The fired relay explosive 28 now itself fires the booster explosive 30, which is insensitive in accordance with STANAG and in turn fires the main charge of the projectile. As a result of the direct contact on the relay explosive 28 with the booster explosive 30, which is also regarded as being present when only a layer composed of air or material, for example lacquer of less than 300 μm is present between the relay explosive 28 and the booster explosive 30, no relay energy or only a small amount of relay energy is lost, as a result of which the energy of the relatively small firing relay 26 is sufficient to fire the insensitive booster explosive 30. Its pressure wave blows off the cover 38 and a cover 52 which is screwed to the fuse housing 4, in order to protect the secondary firing assembly 12, and fires the main charge.

If a large amount of energy is applied to the fuse 2 when in its safe position, for example by a high temperature resulting from the influence of combustion or by impact of a bullet or of a fragment on the fuse 2, then no explosive in the secondary firing assembly 12 is fired since both the relay explosive 28 and the booster explosive 30 are insensitive in accordance with STANAG. If the relay explosive 28 is only temperature-insensitive, then it could admittedly be fired, for example, by a fragment striking it directly, but such an impact will with a high degree of probability be suppressed because of the highly protected position of the firing relay 26 in the sleeve component 34 and in the plate 22. This also results in a high level of safety.

Less protected and furthermore more sensitive are the explosive of the detonator and of the initial detonator which may be present. In the event of inadvertent firing of the detonator 14 or of the initial detonator, the firing relay 26 and its relay explosive 28 must not be adversely affected. This is achieved by the hermetic sealing of the secondary firing chain by the sleeve element 34, which surrounds the secondary firing chain and is formed integrally, in conjunction with the cover 38.

FIG. 3 shows an alternative sleeve element 54 with a firing relay 56 inserted in it with relay explosive 58. The following description is restricted essentially to the differences from the exemplary embodiment in FIGS. 1 and 2, to which reference is made with regard to features and functions which remain the same. Components which remain substantially the same are in principle provided with the same reference symbols, and features which are not mentioned have been adopted in the following exemplary embodiment although they will not be described again.

The sleeve element 54 forms a housing for the primary firing assembly 10 at the front, by means of a circumferential wall 60 at the side. The sleeve component 54 forms a part of the fuse housing 4 and can be screwed with the aid of a thread 62 to a section of the fuse housing 4 which is located further forwards. A rearward thread 64 is used for screwing on the cover 52. As in the case of the sleeve component 34, the relay explosive 58 is inserted, for example pressed, directly into the sleeve component 54 and therefore into the fuse housing 4. The firing booster 32 can be attached to the sleeve element 54 behind the firing relay 56, for example with the aid of screw holes 66. It is likewise feasible to provide a side wall 36 on the sleeve element 54, as in the case of the sleeve element 34, in particular integrally.

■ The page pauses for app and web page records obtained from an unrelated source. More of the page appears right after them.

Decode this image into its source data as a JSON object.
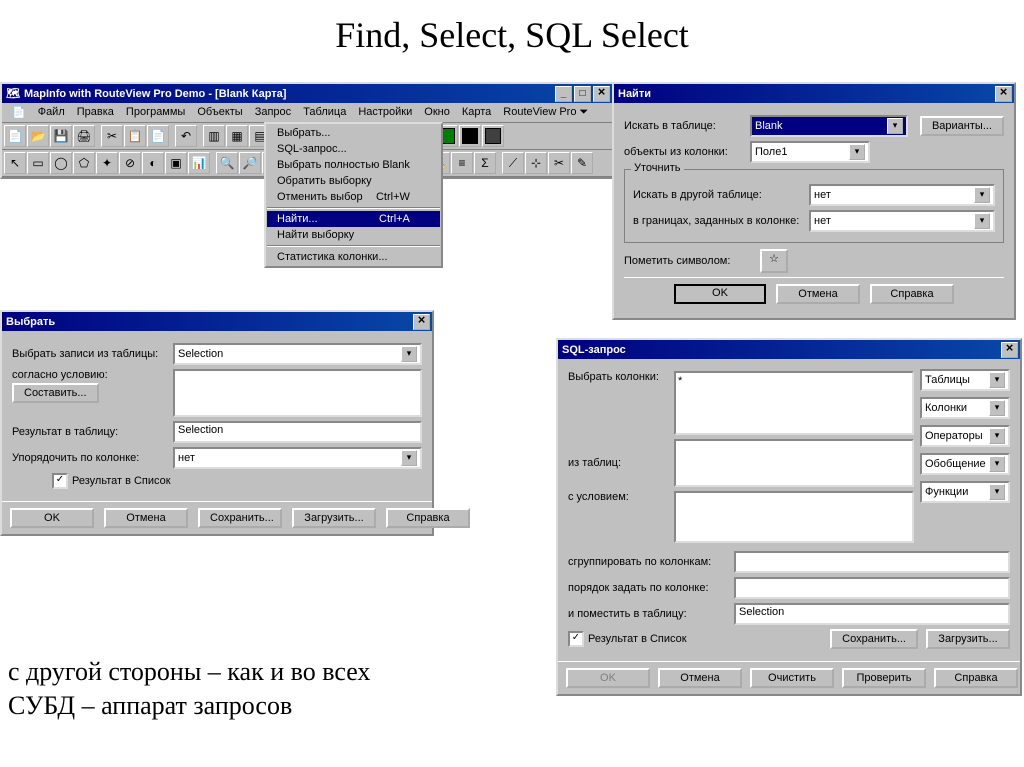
{
  "slide": {
    "title": "Find, Select, SQL Select",
    "footnote1": "с другой стороны – как и во всех",
    "footnote2": "СУБД – аппарат запросов"
  },
  "mainwin": {
    "title": "MapInfo with RouteView Pro Demo - [Blank Карта]",
    "menubar": [
      "Файл",
      "Правка",
      "Программы",
      "Объекты",
      "Запрос",
      "Таблица",
      "Настройки",
      "Окно",
      "Карта",
      "RouteView Pro ⏷"
    ],
    "dropdown": {
      "items": [
        {
          "label": "Выбрать...",
          "sc": ""
        },
        {
          "label": "SQL-запрос...",
          "sc": ""
        },
        {
          "label": "Выбрать полностью Blank",
          "sc": ""
        },
        {
          "label": "Обратить выборку",
          "sc": ""
        },
        {
          "label": "Отменить выбор",
          "sc": "Ctrl+W"
        },
        {
          "label": "Найти...",
          "sc": "Ctrl+A",
          "sel": true,
          "sep_before": true
        },
        {
          "label": "Найти выборку",
          "sc": ""
        },
        {
          "label": "Статистика колонки...",
          "sc": "",
          "sep_before": true
        }
      ]
    }
  },
  "find": {
    "title": "Найти",
    "search_table_lbl": "Искать в таблице:",
    "search_table_val": "Blank",
    "objects_col_lbl": "объекты из колонки:",
    "objects_col_val": "Поле1",
    "group_title": "Уточнить",
    "other_table_lbl": "Искать в другой таблице:",
    "other_table_val": "нет",
    "bounds_lbl": "в границах, заданных в колонке:",
    "bounds_val": "нет",
    "mark_lbl": "Пометить символом:",
    "variants": "Варианты...",
    "ok": "OK",
    "cancel": "Отмена",
    "help": "Справка"
  },
  "select": {
    "title": "Выбрать",
    "records_lbl": "Выбрать записи из таблицы:",
    "records_val": "Selection",
    "cond_lbl": "согласно условию:",
    "compose": "Составить...",
    "result_lbl": "Результат в таблицу:",
    "result_val": "Selection",
    "order_lbl": "Упорядочить по колонке:",
    "order_val": "нет",
    "cb": "Результат в Список",
    "ok": "OK",
    "cancel": "Отмена",
    "save": "Сохранить...",
    "load": "Загрузить...",
    "help": "Справка"
  },
  "sql": {
    "title": "SQL-запрос",
    "cols_lbl": "Выбрать колонки:",
    "cols_val": "*",
    "from_lbl": "из таблиц:",
    "where_lbl": "с условием:",
    "group_lbl": "сгруппировать по колонкам:",
    "order_lbl": "порядок задать по колонке:",
    "into_lbl": "и поместить в таблицу:",
    "into_val": "Selection",
    "cb": "Результат в Список",
    "tables": "Таблицы",
    "columns": "Колонки",
    "ops": "Операторы",
    "agg": "Обобщение",
    "func": "Функции",
    "save": "Сохранить...",
    "load": "Загрузить...",
    "ok": "OK",
    "cancel": "Отмена",
    "clear": "Очистить",
    "verify": "Проверить",
    "help": "Справка"
  }
}
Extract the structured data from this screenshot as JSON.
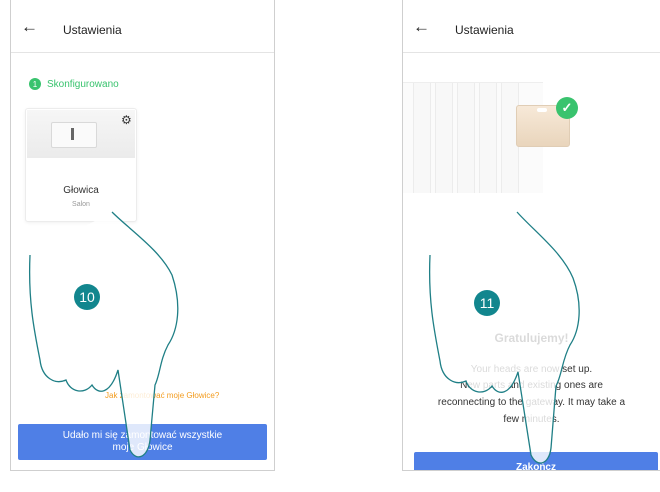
{
  "left": {
    "header": {
      "back_icon": "←",
      "title": "Ustawienia"
    },
    "status": {
      "number": "1",
      "label": "Skonfigurowano"
    },
    "device_card": {
      "name": "Głowica",
      "room": "Salon"
    },
    "help_link": "Jak zamontować moje Głowice?",
    "primary_button": "Udało mi się zamontować wszystkie moje Głowice",
    "step_badge": "10"
  },
  "right": {
    "header": {
      "back_icon": "←",
      "title": "Ustawienia"
    },
    "congrats": "Gratulujemy!",
    "message_lines": [
      "Your heads are now set up.",
      "New parts and existing ones are",
      "reconnecting to the gateway. It may take a",
      "few minutes."
    ],
    "primary_button": "Zakończ",
    "step_badge": "11"
  },
  "colors": {
    "accent_green": "#39c36e",
    "button_blue": "#4f7fe6",
    "link_orange": "#f39c1f",
    "badge_teal": "#12868e"
  }
}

As a result of the primary firing assembly 10 being surrounded like a pot and the screw connection to the section of the fuse housing 4 which is located further forwards, the secondary firing chain with the firing relay 56 and the firing booster 32 located further to the rear is separated in a gas-tight manner from the detonator 14.